The focus of condensed matter and materials physics (CMMP) is understanding how underlying laws unfold in the physical world around us. A typical system consists of many individual particles or units which have coalesced into a medium with new, often surprising, properties. Here at Duke, we focus on two areas of condensed matter and materials physics: quantum phenomena in nanometer scale systems, and nonlinear and complex systems.
Nanophysics deals with the ability to control and probe systems on length scales larger than atoms but small enough that the averaging inherent in bulk properties has not yet occurred. Using this ability, entirely unanticipated phenomena can be uncovered on the one hand, and the microscopic basis of bulk phenomena can be probed on the other. Additional interest comes from the many links between nanophysics and nanotechnology, including how novel quantum collective behavior emerges from simple elements, connections to quantum information (entanglement), and the role of topological states in a variety of settings.
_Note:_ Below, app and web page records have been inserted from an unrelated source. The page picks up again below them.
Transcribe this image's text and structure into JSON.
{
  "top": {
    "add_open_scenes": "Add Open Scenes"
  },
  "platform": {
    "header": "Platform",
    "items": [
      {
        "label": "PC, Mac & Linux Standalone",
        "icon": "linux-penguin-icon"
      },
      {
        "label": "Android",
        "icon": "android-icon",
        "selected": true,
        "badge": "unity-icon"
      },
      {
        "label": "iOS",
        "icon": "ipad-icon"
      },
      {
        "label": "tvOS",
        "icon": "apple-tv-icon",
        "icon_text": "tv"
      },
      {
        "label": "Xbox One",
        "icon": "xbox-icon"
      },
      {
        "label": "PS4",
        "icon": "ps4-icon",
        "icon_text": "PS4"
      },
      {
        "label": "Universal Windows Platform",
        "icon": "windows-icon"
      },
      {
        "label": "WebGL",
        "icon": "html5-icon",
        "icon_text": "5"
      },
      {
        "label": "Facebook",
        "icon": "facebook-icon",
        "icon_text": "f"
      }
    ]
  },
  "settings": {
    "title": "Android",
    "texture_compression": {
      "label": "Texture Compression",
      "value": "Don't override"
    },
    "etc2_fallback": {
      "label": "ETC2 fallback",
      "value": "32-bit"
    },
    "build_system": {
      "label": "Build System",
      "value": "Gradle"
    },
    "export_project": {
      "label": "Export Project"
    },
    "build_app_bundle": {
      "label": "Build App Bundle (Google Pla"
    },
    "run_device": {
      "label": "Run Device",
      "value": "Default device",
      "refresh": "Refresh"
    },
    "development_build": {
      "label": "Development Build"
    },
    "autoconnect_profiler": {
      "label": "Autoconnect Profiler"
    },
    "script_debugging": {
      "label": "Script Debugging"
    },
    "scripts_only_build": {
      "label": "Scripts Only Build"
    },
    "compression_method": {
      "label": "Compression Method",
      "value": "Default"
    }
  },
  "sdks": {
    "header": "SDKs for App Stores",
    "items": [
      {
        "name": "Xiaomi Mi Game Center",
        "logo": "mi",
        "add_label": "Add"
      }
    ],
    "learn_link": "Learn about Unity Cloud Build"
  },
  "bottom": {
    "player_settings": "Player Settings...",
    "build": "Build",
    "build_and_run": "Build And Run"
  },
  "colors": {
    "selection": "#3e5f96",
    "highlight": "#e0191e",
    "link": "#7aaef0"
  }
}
Research in nonlinear and complex aims at discovering and characterizing the collective behavior of complex systems, and to uncover the principles that connect the physics and logic of interactions between parts to the properties of the full system. This research area relies heavily on the concepts and language of nonlinear dynamics.